§ TASK DIRECTIONS:
Below are records. Return each one exactly as written.

§ SOURCE MATERIAL:
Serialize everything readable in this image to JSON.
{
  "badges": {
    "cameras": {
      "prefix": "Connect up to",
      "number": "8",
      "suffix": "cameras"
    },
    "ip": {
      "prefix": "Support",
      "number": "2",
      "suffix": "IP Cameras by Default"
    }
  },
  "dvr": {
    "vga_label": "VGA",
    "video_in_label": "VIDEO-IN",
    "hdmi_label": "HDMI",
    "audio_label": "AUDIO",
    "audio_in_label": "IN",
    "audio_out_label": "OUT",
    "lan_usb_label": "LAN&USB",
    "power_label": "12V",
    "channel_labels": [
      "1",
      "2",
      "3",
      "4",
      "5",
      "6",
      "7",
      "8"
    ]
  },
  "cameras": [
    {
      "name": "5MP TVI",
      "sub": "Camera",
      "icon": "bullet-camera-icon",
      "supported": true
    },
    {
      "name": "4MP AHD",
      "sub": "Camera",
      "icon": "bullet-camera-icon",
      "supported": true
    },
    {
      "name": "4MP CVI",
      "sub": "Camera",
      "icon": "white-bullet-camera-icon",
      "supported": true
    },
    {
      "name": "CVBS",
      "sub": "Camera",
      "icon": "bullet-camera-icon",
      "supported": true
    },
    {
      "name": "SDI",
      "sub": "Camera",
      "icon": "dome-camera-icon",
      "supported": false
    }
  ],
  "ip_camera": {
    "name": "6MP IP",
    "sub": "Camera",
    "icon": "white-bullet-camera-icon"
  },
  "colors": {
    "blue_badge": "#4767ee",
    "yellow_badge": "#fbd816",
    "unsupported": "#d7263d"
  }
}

§ SOLVED EXERCISE:
Serialize everything readable in this image to JSON.
{
  "badges": {
    "cameras": {
      "prefix": "Connect up to",
      "number": "8",
      "suffix": "cameras"
    },
    "ip": {
      "prefix": "Support",
      "number": "2",
      "suffix": "IP Cameras by Default"
    }
  },
  "dvr": {
    "vga_label": "VGA",
    "video_in_label": "VIDEO-IN",
    "hdmi_label": "HDMI",
    "audio_label": "AUDIO",
    "audio_in_label": "IN",
    "audio_out_label": "OUT",
    "lan_usb_label": "LAN&USB",
    "power_label": "12V",
    "channel_labels": [
      "1",
      "2",
      "3",
      "4",
      "5",
      "6",
      "7",
      "8"
    ]
  },
  "cameras": [
    {
      "name": "5MP TVI",
      "sub": "Camera",
      "icon": "bullet-camera-icon",
      "supported": true
    },
    {
      "name": "4MP AHD",
      "sub": "Camera",
      "icon": "bullet-camera-icon",
      "supported": true
    },
    {
      "name": "4MP CVI",
      "sub": "Camera",
      "icon": "white-bullet-camera-icon",
      "supported": true
    },
    {
      "name": "CVBS",
      "sub": "Camera",
      "icon": "bullet-camera-icon",
      "supported": true
    },
    {
      "name": "SDI",
      "sub": "Camera",
      "icon": "dome-camera-icon",
      "supported": false
    }
  ],
  "ip_camera": {
    "name": "6MP IP",
    "sub": "Camera",
    "icon": "white-bullet-camera-icon"
  },
  "colors": {
    "blue_badge": "#4767ee",
    "yellow_badge": "#fbd816",
    "unsupported": "#d7263d"
  }
}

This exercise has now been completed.